However, the “noise” is everything else that’s going on in the economy. That can make it hard to read the signal by looking at statistical aggregates like regional GDP. As I point out in the post, agglomeration economies account for perhaps 11-12% of Auckland’s recent economic growth – roughly one-tenth of a percentage point a year. While small gains compounded over long time periods add up to large numbers, they are often difficult to observe in the short term.
Finally, Reddell knows very well that productivity gains happen at the margin. Enabling agglomeration economies is one such “margin”, but there are a myriad of other “margins” that we should pursue. For example, New Zealand’s poor management practices inhibit productivity, as do its weak international connections and low investment in knowledge-based capital and R&D.
I don’t find that remotely persuasive. This isn’t a single year’s data we are both looking at, but 15 years of data. It would be great if we had a longer run of data but we don’t. The more recent years data will no doubt be revised, but again for now this is what we have. Over that period, in some years Auckland has done better than other places in New Zealand, and in others worse, but over 15 years there has been a non-trivial worsening in Auckland’s relative position (whether GDP per capita or per employee), despite that rapid growth in population and job density. Frankly, his response seems (perhaps unfairly?) to amount to “agglomeration effects are real and important, so it doesn’t really matter what the bottom line is, or how the top-down data look, I believe my model”.
And, of course, I agree with him that wealthier places tend to be denser (but equally, as cities get wealthier they have tended to become less dense). The issue isn’t whether the phenomenon of agglomeration economies is real, but whether those economic gains have existed in the specific instance of Auckland over the last 15 years.
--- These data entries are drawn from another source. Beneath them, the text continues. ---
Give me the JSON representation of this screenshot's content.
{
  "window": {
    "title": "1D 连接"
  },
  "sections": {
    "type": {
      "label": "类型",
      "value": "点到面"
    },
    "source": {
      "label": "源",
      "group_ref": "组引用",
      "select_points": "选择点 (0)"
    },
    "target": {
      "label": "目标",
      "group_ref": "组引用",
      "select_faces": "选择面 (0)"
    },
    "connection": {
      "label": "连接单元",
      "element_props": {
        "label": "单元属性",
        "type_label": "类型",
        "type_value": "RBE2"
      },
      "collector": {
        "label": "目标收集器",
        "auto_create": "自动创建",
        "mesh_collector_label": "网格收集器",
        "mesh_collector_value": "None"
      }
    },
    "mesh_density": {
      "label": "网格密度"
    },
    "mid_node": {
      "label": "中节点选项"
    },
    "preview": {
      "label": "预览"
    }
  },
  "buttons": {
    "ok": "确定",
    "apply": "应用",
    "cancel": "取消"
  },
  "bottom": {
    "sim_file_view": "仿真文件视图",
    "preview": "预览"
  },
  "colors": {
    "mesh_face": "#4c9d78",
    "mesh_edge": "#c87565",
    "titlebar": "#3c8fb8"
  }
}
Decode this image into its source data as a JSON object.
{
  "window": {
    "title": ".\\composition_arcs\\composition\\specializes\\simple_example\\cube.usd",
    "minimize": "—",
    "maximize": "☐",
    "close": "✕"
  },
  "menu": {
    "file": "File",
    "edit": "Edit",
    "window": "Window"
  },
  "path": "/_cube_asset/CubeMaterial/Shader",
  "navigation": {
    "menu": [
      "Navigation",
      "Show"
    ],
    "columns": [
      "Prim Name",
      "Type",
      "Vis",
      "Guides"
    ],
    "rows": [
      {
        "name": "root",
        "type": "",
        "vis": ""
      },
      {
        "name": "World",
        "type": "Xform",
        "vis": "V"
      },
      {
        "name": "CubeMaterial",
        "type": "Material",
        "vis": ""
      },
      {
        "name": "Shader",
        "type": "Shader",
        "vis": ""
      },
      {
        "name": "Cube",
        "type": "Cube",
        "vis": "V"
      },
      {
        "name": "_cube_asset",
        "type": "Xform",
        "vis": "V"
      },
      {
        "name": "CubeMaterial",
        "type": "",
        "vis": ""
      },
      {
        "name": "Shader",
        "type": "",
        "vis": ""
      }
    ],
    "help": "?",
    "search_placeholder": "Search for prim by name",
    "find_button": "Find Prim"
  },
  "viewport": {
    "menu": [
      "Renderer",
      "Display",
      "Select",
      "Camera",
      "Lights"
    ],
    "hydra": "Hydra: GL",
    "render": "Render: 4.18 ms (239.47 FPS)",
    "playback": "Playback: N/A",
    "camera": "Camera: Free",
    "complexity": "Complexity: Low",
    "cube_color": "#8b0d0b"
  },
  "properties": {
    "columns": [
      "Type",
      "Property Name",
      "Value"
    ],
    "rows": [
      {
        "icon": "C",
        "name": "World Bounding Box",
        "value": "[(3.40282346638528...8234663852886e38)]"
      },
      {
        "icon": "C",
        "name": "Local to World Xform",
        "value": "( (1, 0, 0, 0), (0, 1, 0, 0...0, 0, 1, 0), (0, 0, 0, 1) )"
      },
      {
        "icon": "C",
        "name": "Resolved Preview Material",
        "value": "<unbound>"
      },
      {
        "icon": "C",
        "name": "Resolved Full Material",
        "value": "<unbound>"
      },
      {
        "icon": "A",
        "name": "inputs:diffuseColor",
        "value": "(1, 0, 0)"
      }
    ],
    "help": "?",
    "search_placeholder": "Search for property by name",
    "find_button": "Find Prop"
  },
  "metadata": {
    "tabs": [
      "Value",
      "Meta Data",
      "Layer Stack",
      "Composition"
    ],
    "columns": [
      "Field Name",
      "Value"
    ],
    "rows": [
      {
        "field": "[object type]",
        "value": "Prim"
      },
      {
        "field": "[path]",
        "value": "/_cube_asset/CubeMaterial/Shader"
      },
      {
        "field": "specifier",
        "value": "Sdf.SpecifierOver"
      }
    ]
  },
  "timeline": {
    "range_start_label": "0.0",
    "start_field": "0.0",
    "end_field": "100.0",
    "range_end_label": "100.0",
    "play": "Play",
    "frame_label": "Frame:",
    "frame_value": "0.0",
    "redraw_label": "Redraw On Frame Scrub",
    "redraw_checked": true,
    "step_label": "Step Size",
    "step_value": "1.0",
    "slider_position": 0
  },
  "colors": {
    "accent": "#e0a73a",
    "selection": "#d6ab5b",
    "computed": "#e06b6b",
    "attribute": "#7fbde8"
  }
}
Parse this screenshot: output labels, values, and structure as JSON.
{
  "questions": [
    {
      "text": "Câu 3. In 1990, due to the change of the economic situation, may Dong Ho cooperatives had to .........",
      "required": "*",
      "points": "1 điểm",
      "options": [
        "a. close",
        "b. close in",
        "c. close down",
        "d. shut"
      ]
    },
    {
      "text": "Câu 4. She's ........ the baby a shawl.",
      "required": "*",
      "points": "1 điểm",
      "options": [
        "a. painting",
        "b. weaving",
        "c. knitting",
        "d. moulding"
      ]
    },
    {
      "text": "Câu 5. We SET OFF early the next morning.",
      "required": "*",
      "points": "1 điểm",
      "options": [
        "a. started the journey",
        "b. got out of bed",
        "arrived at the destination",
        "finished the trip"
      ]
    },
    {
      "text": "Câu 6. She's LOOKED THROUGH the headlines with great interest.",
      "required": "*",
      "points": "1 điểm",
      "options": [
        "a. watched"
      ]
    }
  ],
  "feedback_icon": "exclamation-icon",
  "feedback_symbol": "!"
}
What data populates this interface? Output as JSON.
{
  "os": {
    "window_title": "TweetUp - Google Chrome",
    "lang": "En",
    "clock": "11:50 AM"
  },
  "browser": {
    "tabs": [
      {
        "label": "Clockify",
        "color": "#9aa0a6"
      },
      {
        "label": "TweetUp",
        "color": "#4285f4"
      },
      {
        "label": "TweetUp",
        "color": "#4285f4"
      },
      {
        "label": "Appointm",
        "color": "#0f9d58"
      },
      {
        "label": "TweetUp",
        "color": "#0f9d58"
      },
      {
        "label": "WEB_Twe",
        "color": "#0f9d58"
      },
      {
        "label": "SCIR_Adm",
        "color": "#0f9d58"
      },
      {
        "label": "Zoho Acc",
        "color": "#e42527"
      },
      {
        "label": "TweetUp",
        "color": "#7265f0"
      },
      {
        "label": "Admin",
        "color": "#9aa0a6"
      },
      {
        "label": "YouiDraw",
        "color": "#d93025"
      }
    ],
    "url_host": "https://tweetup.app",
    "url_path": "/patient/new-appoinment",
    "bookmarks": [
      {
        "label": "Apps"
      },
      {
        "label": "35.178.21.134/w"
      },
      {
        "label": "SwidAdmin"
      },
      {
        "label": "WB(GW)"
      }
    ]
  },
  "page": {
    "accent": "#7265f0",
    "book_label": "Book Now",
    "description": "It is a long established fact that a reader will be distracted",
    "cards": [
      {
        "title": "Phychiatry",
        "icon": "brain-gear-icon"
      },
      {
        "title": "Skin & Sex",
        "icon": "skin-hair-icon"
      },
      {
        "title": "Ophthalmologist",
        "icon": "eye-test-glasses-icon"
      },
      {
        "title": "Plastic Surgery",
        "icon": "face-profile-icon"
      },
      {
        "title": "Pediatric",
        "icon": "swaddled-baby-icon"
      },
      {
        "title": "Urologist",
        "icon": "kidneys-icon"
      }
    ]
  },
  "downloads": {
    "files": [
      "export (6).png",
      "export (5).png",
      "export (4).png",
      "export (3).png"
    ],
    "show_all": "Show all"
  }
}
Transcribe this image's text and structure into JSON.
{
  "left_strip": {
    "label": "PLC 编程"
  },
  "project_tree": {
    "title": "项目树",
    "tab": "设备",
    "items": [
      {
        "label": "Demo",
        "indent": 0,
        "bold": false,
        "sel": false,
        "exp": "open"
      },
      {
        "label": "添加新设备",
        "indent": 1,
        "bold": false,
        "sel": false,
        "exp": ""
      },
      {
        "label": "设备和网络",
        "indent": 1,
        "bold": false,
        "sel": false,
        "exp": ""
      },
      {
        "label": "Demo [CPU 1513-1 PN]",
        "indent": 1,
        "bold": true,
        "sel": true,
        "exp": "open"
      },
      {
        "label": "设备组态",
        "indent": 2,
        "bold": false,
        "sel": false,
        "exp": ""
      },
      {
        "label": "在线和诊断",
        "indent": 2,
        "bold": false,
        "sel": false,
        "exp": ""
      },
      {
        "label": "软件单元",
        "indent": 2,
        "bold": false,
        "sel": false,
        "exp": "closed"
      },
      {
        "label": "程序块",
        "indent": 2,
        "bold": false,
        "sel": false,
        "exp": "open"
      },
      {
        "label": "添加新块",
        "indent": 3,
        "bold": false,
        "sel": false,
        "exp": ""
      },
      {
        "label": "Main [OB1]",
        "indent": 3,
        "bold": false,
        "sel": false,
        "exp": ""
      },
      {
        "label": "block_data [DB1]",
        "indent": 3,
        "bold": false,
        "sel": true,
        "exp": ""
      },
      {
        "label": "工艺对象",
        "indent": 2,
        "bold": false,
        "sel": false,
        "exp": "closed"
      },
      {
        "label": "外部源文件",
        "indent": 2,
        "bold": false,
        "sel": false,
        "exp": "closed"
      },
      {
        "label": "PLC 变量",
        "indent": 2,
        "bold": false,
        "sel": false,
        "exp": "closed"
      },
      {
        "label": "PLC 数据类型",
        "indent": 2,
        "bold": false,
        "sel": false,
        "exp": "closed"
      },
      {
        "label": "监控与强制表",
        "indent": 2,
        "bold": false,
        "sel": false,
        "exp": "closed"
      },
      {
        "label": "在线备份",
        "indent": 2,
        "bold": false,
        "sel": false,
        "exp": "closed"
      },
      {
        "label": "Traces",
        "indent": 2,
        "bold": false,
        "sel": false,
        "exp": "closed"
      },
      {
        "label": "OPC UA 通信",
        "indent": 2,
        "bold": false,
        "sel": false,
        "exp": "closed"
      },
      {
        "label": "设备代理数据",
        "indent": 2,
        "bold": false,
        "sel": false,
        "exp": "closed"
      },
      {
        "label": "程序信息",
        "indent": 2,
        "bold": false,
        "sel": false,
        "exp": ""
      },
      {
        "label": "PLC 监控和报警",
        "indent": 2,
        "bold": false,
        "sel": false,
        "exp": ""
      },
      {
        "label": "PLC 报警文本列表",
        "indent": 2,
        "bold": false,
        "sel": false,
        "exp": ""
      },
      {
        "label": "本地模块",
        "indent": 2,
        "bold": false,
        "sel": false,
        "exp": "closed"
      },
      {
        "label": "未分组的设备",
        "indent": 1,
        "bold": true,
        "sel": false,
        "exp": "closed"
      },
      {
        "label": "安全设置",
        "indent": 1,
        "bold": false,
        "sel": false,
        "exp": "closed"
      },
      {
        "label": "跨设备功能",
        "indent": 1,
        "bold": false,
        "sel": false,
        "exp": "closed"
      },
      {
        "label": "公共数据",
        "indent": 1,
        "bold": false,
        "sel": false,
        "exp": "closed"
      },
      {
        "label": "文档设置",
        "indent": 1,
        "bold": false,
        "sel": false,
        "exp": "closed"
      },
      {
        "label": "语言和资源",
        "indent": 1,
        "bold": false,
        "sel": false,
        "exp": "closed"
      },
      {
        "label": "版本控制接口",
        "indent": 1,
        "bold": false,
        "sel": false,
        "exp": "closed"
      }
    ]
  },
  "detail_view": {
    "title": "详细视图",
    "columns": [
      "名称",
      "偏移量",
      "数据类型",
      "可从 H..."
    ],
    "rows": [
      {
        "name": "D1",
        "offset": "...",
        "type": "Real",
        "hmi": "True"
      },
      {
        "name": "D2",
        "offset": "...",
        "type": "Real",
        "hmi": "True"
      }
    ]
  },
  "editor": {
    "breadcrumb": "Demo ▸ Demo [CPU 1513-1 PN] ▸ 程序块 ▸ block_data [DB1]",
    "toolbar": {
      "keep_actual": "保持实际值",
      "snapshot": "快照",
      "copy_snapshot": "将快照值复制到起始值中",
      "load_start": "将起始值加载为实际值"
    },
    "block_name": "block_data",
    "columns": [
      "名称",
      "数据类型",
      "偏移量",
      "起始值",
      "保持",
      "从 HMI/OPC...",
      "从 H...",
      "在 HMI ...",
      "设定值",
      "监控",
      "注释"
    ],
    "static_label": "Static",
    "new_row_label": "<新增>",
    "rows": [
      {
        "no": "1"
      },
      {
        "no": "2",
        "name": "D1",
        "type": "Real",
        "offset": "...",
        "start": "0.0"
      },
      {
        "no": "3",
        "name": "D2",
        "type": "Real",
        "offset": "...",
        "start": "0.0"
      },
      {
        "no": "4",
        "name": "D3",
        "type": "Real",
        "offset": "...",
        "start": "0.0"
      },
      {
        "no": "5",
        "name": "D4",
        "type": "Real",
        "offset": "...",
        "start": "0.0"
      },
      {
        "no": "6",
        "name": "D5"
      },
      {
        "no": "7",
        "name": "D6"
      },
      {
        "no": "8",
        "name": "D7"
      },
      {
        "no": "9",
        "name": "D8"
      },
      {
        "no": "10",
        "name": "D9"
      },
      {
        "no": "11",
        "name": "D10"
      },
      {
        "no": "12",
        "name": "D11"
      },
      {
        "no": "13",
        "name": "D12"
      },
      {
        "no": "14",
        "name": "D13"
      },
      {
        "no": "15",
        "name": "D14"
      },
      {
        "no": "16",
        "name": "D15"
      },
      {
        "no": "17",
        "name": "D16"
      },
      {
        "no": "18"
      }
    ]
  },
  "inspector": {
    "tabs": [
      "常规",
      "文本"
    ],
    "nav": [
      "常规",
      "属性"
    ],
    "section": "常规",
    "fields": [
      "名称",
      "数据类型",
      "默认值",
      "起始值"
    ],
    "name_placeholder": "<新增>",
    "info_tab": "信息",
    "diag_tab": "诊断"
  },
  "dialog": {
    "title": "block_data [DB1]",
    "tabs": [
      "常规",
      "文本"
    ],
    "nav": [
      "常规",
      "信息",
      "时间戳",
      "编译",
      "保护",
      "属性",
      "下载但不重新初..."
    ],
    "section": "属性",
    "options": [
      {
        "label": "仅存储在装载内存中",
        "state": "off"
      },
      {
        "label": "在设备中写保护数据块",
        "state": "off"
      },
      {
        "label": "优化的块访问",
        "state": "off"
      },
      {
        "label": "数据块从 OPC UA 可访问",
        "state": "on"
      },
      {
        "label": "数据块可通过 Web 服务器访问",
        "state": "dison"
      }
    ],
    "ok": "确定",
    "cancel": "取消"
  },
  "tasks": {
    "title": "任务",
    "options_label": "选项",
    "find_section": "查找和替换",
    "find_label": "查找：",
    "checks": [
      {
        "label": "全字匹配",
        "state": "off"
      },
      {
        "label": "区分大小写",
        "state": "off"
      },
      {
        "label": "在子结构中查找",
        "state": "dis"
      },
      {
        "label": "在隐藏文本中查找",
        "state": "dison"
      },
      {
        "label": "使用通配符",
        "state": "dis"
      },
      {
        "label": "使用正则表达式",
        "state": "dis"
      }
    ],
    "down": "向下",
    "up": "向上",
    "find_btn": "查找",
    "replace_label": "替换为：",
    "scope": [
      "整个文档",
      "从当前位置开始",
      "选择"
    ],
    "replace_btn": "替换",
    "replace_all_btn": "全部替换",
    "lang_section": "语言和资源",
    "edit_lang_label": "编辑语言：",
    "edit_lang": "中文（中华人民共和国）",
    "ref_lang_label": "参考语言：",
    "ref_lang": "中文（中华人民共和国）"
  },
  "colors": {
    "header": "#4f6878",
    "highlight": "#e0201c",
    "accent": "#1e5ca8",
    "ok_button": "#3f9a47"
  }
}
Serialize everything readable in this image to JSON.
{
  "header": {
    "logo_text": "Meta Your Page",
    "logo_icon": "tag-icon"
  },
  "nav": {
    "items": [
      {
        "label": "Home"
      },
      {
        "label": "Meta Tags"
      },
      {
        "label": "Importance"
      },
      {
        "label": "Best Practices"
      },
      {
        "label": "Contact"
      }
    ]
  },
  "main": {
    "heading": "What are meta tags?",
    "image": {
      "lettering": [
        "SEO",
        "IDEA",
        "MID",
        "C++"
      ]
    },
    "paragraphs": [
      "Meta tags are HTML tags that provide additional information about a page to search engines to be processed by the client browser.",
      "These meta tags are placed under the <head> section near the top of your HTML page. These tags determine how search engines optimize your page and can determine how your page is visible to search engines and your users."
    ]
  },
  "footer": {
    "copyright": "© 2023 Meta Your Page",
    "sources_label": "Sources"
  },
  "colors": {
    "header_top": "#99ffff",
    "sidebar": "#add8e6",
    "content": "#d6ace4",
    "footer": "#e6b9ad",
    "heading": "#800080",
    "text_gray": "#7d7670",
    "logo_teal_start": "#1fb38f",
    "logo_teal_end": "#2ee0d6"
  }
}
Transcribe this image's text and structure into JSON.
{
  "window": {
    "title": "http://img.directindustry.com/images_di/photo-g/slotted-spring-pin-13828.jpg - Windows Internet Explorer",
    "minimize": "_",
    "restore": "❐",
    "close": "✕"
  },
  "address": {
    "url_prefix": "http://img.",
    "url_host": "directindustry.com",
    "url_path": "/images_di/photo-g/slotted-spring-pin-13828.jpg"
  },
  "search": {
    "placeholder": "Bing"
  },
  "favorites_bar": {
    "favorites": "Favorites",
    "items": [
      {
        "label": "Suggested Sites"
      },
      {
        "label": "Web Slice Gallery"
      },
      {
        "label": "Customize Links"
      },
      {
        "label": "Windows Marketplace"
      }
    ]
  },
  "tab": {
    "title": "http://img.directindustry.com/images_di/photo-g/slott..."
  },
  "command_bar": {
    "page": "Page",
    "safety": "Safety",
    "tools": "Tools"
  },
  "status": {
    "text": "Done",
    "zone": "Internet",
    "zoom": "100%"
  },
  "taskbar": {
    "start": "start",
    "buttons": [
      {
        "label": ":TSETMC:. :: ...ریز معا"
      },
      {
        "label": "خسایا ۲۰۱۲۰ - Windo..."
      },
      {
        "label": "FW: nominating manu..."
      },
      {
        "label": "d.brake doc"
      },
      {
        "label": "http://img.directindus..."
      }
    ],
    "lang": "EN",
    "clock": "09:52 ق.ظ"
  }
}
There is simply no necessary reason why they should. Density is typically an outcome of market processes (people finding it worthwhile to bunch together), but that doesn’t mean that simply pulling more people into an area by policy (which is effectively what our immigration policy does) , and then regulatorily constraining its physical footprint, will make the people in that area more productive. If the longer-term economic opportunities in Auckland aren’t particularly good – if, say, New Zealand impaired by distance can really only hope to compete strongly on natural resource based exports – simply attracting more people into the confined space of Auckland could quite easily result in underperformance. A couple of observations over 15 years isn’t remotely enough to prove the case one way or the other, but given Auckland’s underperformance over that period I think there is some responsibility on the champions of actively pursuing fast population growth and higher job density (central governments, MBIE officials, local councils, economists) to offer a good explanation for Auckland’s underperformance, not simply assert that “my model says the agglomeration effects matter in general, and hence they must have mattered here specifically”. Perhaps there is such a good alternative story. I would be very interested to look at it.
And, of course, there is no dispute that lots of good policies (or, typically, avoiding lots of bad policies) go into making a successful prosperous economy. I wouldn’t agree with the Nunns list, but that is a debate for another day.
NB: The rise in the terms of trade over the previous 15 years will explain part of the regional GDP differences, with more heavily export-oriented regions having benefited at the expense of the other regions, although much of the trend improvement in the terms of trade has been a result of falling world import prices, the effects of which should have been fairly evenly spread across the country. Whether differential terms of trade effects are enough to reverse the rankings is another question.